The Global Summit systematic review claims that spinal manipulation therapy is not effective in preventing any non-musculoskeletal disorders. But a breakaway group has challenged their findings, in part based on my arguments regarding evidence hierarchies. Are they correct? Does my critique undermine the Global Summit review? If so, does the evidence base favour chiropractic?
In their 2020 paper, Floridi and Chiriatti subject giant language model GPT-3 to three tests: mathematical, semantic and ethical. I show that these tests are misconfigured to prove the points Floridi and Chiriatti are trying to make. We should attend to how such giant language models function to understand both their responses to questions and the ethical and societal impacts.
Political interests configure the stories we tell with data. Closing the gap in attainment between disadvantaged students and their advantaged contemporaries is pivotal to an agenda to use education as a positive social force. But both the measurement and representation of this gap is politicised, skewed and open to manipulation. This paper shows how two organisations with inverse aims represent—and misrepresent—their measure of the attainment gap to portray diametric trajectories in the pursuit of equal attainment.

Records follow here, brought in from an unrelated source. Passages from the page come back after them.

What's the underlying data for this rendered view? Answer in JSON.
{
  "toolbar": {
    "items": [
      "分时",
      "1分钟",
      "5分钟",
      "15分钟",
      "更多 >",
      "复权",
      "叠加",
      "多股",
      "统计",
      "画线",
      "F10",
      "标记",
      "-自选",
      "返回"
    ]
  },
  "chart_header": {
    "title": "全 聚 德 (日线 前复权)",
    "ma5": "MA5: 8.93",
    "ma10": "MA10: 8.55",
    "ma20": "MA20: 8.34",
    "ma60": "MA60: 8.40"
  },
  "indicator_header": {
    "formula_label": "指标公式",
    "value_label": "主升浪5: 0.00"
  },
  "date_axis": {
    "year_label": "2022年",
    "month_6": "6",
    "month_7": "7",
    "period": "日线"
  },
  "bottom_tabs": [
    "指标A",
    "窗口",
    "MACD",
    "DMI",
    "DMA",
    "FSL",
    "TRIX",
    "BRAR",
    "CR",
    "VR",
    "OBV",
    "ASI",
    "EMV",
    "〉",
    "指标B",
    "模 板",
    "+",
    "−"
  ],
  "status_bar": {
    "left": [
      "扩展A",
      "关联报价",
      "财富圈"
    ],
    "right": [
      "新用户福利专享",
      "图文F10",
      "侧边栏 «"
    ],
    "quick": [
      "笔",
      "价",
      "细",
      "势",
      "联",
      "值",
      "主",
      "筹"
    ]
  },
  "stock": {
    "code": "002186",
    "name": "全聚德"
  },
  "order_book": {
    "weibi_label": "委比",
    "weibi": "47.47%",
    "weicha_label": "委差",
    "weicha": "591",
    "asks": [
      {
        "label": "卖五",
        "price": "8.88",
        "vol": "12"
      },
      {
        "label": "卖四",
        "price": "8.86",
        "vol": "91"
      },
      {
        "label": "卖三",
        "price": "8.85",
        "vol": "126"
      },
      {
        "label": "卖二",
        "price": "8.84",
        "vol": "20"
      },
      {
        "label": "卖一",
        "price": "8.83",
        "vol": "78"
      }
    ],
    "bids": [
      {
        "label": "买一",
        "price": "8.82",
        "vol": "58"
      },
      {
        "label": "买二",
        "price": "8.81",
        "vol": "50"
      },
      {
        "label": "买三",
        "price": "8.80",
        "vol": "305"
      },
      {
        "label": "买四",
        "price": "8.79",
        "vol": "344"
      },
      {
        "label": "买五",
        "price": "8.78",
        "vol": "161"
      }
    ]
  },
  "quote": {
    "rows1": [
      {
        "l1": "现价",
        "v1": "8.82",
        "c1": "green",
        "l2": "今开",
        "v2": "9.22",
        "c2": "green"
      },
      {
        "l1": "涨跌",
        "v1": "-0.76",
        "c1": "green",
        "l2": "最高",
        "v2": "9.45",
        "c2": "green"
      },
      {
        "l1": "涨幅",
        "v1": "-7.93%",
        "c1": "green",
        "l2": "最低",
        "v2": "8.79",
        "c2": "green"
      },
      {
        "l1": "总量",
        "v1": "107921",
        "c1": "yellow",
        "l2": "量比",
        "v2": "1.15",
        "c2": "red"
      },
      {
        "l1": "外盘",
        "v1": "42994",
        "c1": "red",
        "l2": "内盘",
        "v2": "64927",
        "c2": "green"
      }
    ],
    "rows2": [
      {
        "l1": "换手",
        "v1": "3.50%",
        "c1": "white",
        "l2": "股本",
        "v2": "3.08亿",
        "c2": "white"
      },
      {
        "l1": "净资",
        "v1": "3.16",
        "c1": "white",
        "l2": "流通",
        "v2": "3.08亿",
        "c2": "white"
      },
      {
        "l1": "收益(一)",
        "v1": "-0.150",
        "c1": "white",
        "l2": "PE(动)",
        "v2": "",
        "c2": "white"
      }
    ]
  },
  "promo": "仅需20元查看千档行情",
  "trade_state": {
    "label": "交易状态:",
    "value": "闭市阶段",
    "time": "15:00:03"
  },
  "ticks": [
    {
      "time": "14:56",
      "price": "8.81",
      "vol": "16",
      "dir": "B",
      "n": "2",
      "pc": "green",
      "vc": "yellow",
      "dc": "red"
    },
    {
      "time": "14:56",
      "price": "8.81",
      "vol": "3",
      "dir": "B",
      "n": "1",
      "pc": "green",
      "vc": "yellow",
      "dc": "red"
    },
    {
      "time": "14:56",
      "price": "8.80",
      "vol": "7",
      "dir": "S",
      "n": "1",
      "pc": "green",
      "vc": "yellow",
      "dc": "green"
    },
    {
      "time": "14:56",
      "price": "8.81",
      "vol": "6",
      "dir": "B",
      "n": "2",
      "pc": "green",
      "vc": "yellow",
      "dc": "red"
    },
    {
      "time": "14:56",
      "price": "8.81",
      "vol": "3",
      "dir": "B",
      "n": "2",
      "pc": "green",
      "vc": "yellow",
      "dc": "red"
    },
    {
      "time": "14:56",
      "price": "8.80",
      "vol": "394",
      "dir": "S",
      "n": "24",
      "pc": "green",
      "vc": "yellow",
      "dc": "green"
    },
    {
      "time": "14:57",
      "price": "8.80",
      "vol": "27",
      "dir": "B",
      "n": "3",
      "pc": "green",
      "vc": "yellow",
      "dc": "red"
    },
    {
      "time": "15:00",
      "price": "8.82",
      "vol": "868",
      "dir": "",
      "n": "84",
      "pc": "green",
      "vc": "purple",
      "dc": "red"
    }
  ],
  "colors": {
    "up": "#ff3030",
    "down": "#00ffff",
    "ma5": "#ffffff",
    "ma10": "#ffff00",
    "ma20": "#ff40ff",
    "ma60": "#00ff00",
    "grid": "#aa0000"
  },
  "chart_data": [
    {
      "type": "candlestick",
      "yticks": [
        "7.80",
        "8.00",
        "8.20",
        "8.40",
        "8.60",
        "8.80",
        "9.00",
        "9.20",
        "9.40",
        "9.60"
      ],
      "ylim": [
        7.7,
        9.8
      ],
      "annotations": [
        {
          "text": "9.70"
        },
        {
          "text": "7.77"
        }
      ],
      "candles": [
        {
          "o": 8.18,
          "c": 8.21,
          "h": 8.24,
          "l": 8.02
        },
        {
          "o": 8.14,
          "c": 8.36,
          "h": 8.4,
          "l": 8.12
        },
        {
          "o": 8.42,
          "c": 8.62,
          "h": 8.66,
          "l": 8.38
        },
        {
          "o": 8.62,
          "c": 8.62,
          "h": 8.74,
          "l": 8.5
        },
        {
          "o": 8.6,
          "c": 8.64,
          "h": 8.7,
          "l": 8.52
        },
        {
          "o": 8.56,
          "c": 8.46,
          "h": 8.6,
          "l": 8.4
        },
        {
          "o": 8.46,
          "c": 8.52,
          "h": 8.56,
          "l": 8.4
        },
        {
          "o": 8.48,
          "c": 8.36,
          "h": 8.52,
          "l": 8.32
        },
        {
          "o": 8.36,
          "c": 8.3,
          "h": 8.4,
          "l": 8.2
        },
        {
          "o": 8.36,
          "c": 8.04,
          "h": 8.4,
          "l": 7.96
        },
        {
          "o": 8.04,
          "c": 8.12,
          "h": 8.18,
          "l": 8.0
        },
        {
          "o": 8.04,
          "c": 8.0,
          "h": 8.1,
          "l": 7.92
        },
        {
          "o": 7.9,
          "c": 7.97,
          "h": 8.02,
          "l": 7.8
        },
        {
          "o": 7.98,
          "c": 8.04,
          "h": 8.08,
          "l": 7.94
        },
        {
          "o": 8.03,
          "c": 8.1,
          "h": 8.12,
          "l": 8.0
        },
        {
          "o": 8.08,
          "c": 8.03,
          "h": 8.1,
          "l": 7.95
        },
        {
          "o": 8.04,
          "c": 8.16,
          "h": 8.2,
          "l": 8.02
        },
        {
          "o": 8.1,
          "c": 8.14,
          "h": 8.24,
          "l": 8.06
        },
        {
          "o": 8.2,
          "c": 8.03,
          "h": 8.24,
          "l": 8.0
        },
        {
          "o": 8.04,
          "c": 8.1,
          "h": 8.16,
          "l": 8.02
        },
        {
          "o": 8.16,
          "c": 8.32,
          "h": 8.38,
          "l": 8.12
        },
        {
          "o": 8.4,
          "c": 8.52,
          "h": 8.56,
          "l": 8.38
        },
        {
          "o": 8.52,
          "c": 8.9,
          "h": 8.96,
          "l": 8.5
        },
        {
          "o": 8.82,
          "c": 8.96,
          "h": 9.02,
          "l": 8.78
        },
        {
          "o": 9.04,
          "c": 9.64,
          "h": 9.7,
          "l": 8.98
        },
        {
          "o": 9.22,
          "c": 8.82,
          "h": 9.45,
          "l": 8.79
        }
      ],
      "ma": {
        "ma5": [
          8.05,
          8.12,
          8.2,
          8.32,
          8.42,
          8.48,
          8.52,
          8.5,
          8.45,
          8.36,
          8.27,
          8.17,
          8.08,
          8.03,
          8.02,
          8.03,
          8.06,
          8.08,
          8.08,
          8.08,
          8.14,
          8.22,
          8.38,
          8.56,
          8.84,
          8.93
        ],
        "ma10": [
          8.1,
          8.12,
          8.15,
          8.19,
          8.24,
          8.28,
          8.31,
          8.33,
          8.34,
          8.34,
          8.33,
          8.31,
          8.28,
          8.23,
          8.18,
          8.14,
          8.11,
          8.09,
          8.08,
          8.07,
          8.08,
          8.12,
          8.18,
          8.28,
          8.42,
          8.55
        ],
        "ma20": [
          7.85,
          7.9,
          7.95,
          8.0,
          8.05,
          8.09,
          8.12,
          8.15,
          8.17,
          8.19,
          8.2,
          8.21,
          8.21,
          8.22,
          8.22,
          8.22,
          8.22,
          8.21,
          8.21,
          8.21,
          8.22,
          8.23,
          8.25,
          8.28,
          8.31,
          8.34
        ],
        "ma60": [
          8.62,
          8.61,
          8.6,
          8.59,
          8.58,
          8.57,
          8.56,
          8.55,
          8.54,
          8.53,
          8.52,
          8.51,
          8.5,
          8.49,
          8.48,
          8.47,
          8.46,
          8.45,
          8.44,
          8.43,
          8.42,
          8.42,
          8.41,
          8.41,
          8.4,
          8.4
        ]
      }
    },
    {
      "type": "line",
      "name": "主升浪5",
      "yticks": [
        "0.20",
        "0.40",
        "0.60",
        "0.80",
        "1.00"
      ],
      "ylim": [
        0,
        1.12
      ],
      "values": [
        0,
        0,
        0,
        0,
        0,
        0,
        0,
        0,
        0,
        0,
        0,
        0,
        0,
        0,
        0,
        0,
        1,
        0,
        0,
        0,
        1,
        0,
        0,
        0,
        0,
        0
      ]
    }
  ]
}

Pressure mounts upon equalities minister Kemi Badenoch to resign over the UK government’s failure to ban conversion therapies. Attention has focused on the government’s failure to publish research commissioned in 2018. But evidence about whether conversion therapy works is irrelevant: conversion therapy is not a medical intervention.
What does Google have in common with Barbra Streisand? Since Google fired AI ethicists Margaret Mitchell and Timnit Gebru, our attention should turn to what they don’t want us to read: “On Stochastic Parrots”. Will the attempts to suppress this paper lead to it being overlooked, or will Google face Barbra Streisand’s fate?
A new version of WritePhilosophy.com is launching today. WritePhilosophy is a resource for students and teachers of philosophy, built on guides, articles and quizzes which help to immerse students in the concepts, language and principles of philosophical writing.
Do medical scientists need philosophers of medicine like birds need ornithologists? A quotation often attributed to Richard Feynman claims that “philosophy of science is as useful to scientists as ornithology is to birds”. Feynman, never the intellectual slouch, acutely discounts the value of philosophy of science to him, without actually claiming that philosophers are useless, valueless, …
The database of evidence hierarchies has been updated based on a new systematic review of the medical literature, and now contains over 195 hierarchies.
This series of philosophical papers unpacks six philosophical issues in diagnostics and develops a pluralistic model of diagnosis. This paper analyses the role of causal relevance in diagnostics. Are diagnoses defined by their causal relevance to symptoms?
In the five years since the publication of Hierarchies of Evidence in Evidence-Based Medicine, what has changed and what lessons can philosophers learn?